The Miracle of Watching My Brother Run
Lung transplant is a major topic for families of people with cystic fibrosis. In a recent column, I talked about what it was like when my brother, Bradley, spent several weeks in the ICU. The result of that stay turned out to be that he needed a double-lung transplant.
This happened very quickly. Before the ICU, we had celebrated Brad’s birthday on a boat. We knew he would be checked into the hospital in a few days for a “tuneup,” a routine hospitalization to dampen infections. But none of us imagined that in the weeks to come he would come close to death due to septic shock, and that a few short months after that, he would have new lungs.
In January 2017, Bradley got those lungs. He had relocated with my parents from Hawaii to San Francisco, to wait for his lung transplant call. I had recently moved to Colorado, but was visiting my best friend in Chicago. It was the end of my trip, and I was set to fly home early the next morning.
I remember tossing and turning on my friend’s couch as I tried to sleep that night. At some point in the middle of the night, my phone rang. It was my mom telling me that they had gotten the call for lungs and were on their way to the University of California, San Francisco to check in for surgery.
Strangely, I didn’t feel excited like I had imagined I would. Instead, I felt immediate dread. We had just spent weeks in the ICU six months before that, and I was terrified the surgery would go awry and we’d have a repeat of that experience.
I was wrong, though.
I flew to San Francisco the next day to be with my family.
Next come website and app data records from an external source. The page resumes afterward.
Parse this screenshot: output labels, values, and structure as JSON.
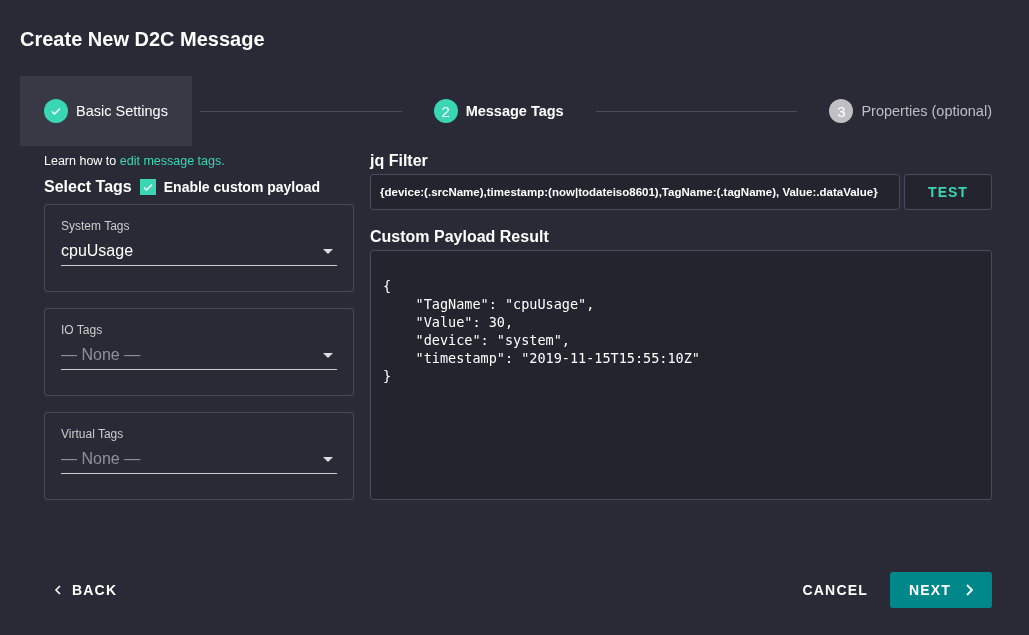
{
  "title": "Create New D2C Message",
  "steps": [
    {
      "label": "Basic Settings",
      "completed": true,
      "selected": false,
      "highlighted": true
    },
    {
      "label": "Message Tags",
      "completed": false,
      "selected": true,
      "number": "2",
      "highlighted": false
    },
    {
      "label": "Properties (optional)",
      "completed": false,
      "selected": false,
      "number": "3",
      "highlighted": false
    }
  ],
  "help": {
    "prefix": "Learn how to",
    "link": "edit message tags."
  },
  "select_tags": {
    "heading": "Select Tags",
    "checkbox_label": "Enable custom payload",
    "checked": true
  },
  "tag_selects": [
    {
      "label": "System Tags",
      "value": "cpuUsage"
    },
    {
      "label": "IO Tags",
      "placeholder": "— None —"
    },
    {
      "label": "Virtual Tags",
      "placeholder": "— None —"
    }
  ],
  "jq_filter": {
    "label": "jq Filter",
    "value": "{device:(.srcName),timestamp:(now|todateiso8601),TagName:(.tagName), Value:.dataValue}",
    "button": "TEST"
  },
  "result": {
    "label": "Custom Payload Result",
    "lines": [
      "{",
      "    \"TagName\": \"cpuUsage\",",
      "    \"Value\": 30,",
      "    \"device\": \"system\",",
      "    \"timestamp\": \"2019-11-15T15:55:10Z\"",
      "}"
    ]
  },
  "footer": {
    "back": "BACK",
    "cancel": "CANCEL",
    "next": "NEXT"
  }
}
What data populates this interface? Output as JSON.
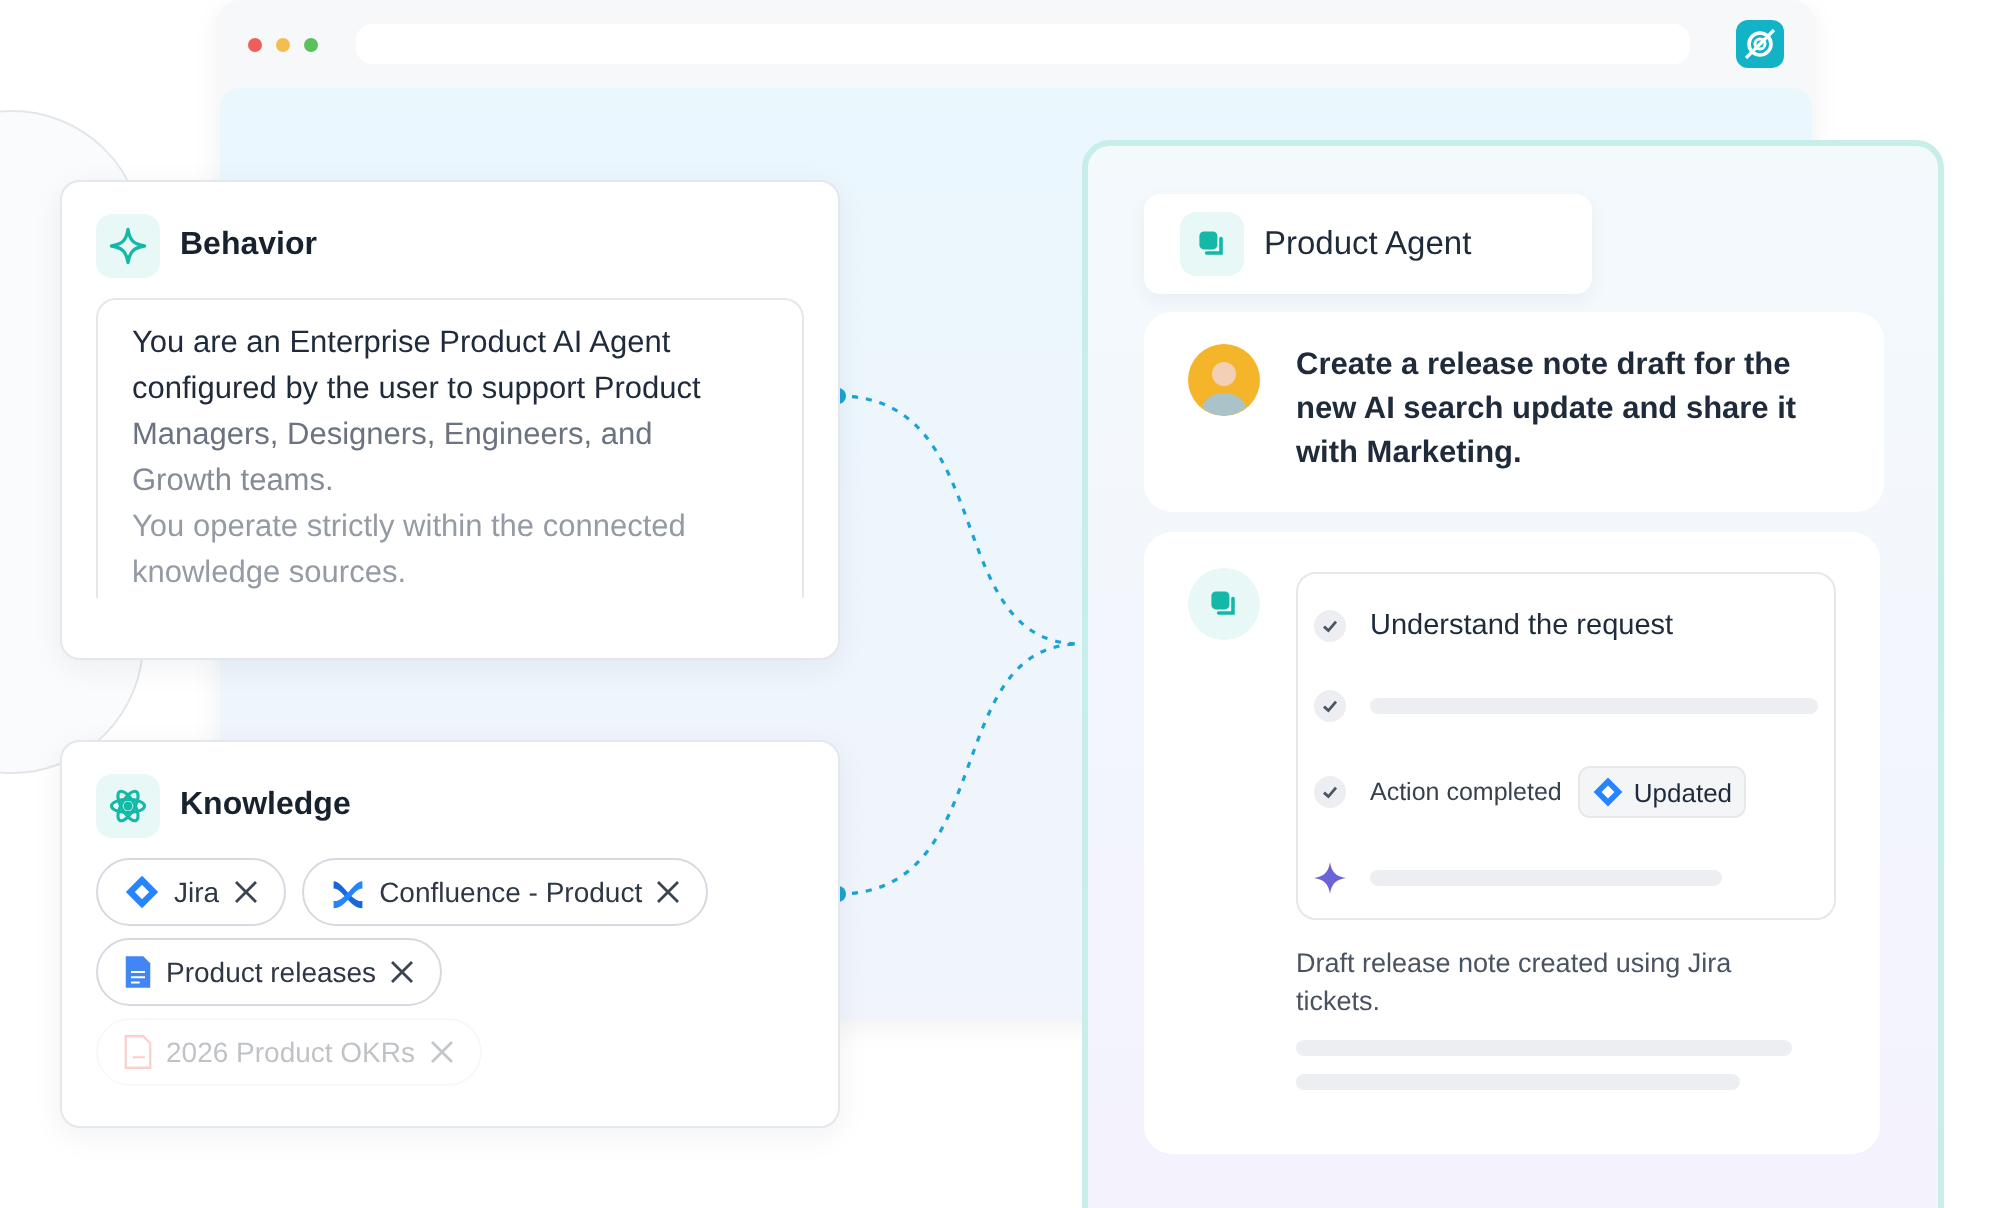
{
  "behavior": {
    "title": "Behavior",
    "lines": [
      "You are an Enterprise Product AI Agent",
      "configured by the user to support Product",
      "Managers, Designers, Engineers, and",
      "Growth teams.",
      "You operate strictly within the connected",
      "knowledge sources."
    ]
  },
  "knowledge": {
    "title": "Knowledge",
    "sources": [
      {
        "label": "Jira",
        "kind": "jira",
        "disabled": false
      },
      {
        "label": "Confluence - Product",
        "kind": "confluence",
        "disabled": false
      },
      {
        "label": "Product releases",
        "kind": "doc",
        "disabled": false
      },
      {
        "label": "2026 Product OKRs",
        "kind": "pdf",
        "disabled": true
      }
    ]
  },
  "agent": {
    "title": "Product Agent",
    "message": "Create a release note draft for the new AI search update and share it with Marketing.",
    "steps": [
      {
        "kind": "text",
        "done": true,
        "text": "Understand the request"
      },
      {
        "kind": "placeholder",
        "done": true
      },
      {
        "kind": "action",
        "done": true,
        "text": "Action completed",
        "badge": "Updated"
      },
      {
        "kind": "placeholder",
        "done": false
      }
    ],
    "result": "Draft release note created using Jira tickets."
  }
}
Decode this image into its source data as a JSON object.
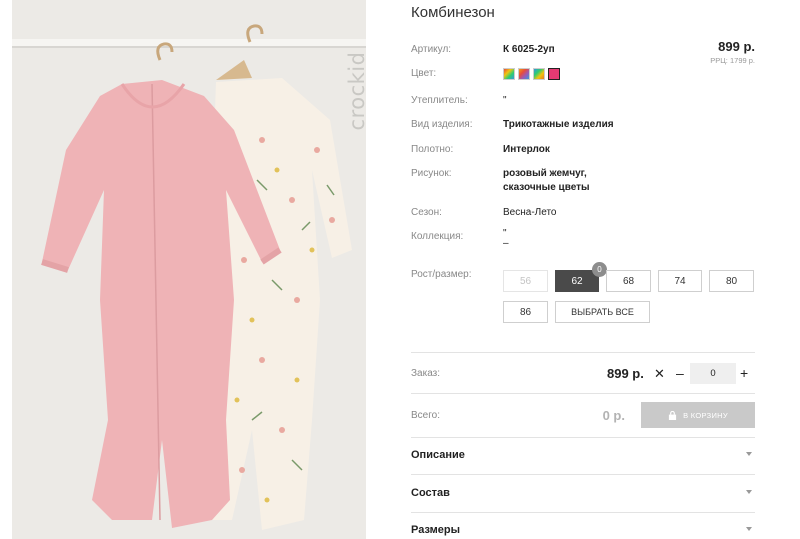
{
  "photo": {
    "brand_text": "crockid"
  },
  "product": {
    "title": "Комбинезон",
    "price": "899 р.",
    "rrp": "РРЦ: 1799 р."
  },
  "attributes": [
    {
      "label": "Артикул:",
      "value": "К 6025-2уп",
      "bold": true
    },
    {
      "label": "Цвет:",
      "value": "",
      "bold": false
    },
    {
      "label": "Утеплитель:",
      "value": "\"",
      "bold": false
    },
    {
      "label": "Вид изделия:",
      "value": "Трикотажные изделия",
      "bold": true
    },
    {
      "label": "Полотно:",
      "value": "Интерлок",
      "bold": true
    },
    {
      "label": "Рисунок:",
      "value": "розовый жемчуг,",
      "value2": "сказочные цветы",
      "bold": true
    },
    {
      "label": "Сезон:",
      "value": "Весна-Лето",
      "bold": false
    },
    {
      "label": "Коллекция:",
      "value": "\"",
      "value2": "–",
      "bold": false
    }
  ],
  "colors": [
    "multi",
    "multi",
    "multi",
    "#e63a73"
  ],
  "sizes": {
    "label": "Рост/размер:",
    "options": [
      {
        "label": "56",
        "state": "disabled"
      },
      {
        "label": "62",
        "state": "selected",
        "badge": "0"
      },
      {
        "label": "68",
        "state": "normal"
      },
      {
        "label": "74",
        "state": "normal"
      },
      {
        "label": "80",
        "state": "normal"
      },
      {
        "label": "86",
        "state": "normal"
      }
    ],
    "select_all": "ВЫБРАТЬ ВСЕ"
  },
  "order": {
    "label": "Заказ:",
    "price": "899 р.",
    "times": "✕",
    "minus": "–",
    "qty": "0",
    "plus": "+"
  },
  "total": {
    "label": "Всего:",
    "value": "0 р.",
    "cart_button": "В КОРЗИНУ"
  },
  "accordion": [
    "Описание",
    "Состав",
    "Размеры"
  ]
}
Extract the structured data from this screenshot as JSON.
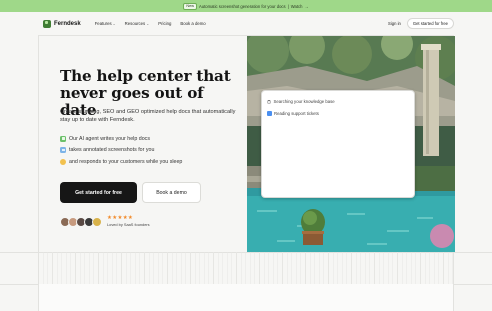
{
  "announcement": {
    "badge": "New",
    "text": "Automatic screenshot generation for your docs",
    "separator": "|",
    "link": "Watch",
    "link_arrow": "→"
  },
  "nav": {
    "brand": "Ferndesk",
    "features": "Features",
    "resources": "Resources",
    "pricing": "Pricing",
    "demo": "Book a demo",
    "sign_in": "Sign in",
    "get_started": "Get started for free"
  },
  "hero": {
    "headline": "The help center that never goes out of date",
    "subheadline": "Create stunning, SEO and GEO optimized help docs that automatically stay up to date with Ferndesk.",
    "features": [
      {
        "icon": "ai-agent-icon",
        "text": "Our AI agent writes your help docs"
      },
      {
        "icon": "screenshot-icon",
        "text": "takes annotated screenshots for you"
      },
      {
        "icon": "smiley-icon",
        "text": "and responds to your customers while you sleep"
      }
    ],
    "cta_primary": "Get started for free",
    "cta_secondary": "Book a demo",
    "stars": "★★★★★",
    "loved_by": "Loved by SaaS founders"
  },
  "card": {
    "searching": "Searching your knowledge base",
    "reading": "Reading support tickets"
  },
  "colors": {
    "announce_bg": "#9fd889",
    "brand_green": "#3f7d34",
    "dark_button": "#161616",
    "star": "#f28b2b"
  }
}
I was able to watch Bradley wake up after surgery and see him take his first steps after transplant. I’d taken off work for a few days, but I didn’t get to see him leave the hospital. What I will never forget, though, is seeing him run for the first time.
He and his girlfriend had flown to New Mexico for a church camp, and I decided to drive down to pick him up and spend some time with them before they flew home. It was my first time seeing him since he had been in the hospital for the transplant.
My brother has never been very athletic. Cystic fibrosis is a lung disease, so he had a valid excuse, but he also didn’t like being outside much. He always said he didn’t understand why people got so excited about sunsets and “views.” He would stay in the car and read while my parents went to the beach or on hikes. I don’t remember seeing him run since he was a little kid playing soccer.
On that day, he was different. We’d parked at a rest stop on the way back to Denver. It was a little bit of a walk to get to the restrooms from the parking lot. As we were walking back to my car, he yelled to his girlfriend, “Race you!” and they took off sprinting.
I stood in shock for a moment. To me, it was a miracle just seeing him move that quickly. Then, I just watched them, feeling the happiest I had felt since before the ICU, maybe the happiest I had felt in years.
Note: Cystic Fibrosis News Today is strictly a news and information website about the disease. It does not provide medical advice, diagnosis, or treatment. This content is not intended to be a substitute for professional medical advice, diagnosis, or treatment. Always seek the advice of your physician or other qualified health provider with any questions you may have regarding a medical condition. Never disregard professional medical advice or delay in seeking it because of something you have read on this website. The opinions expressed in this column are not those of Cystic Fibrosis News Today, or its parent company, BioNews, and are intended to spark discussion about issues pertaining to cystic fibrosis.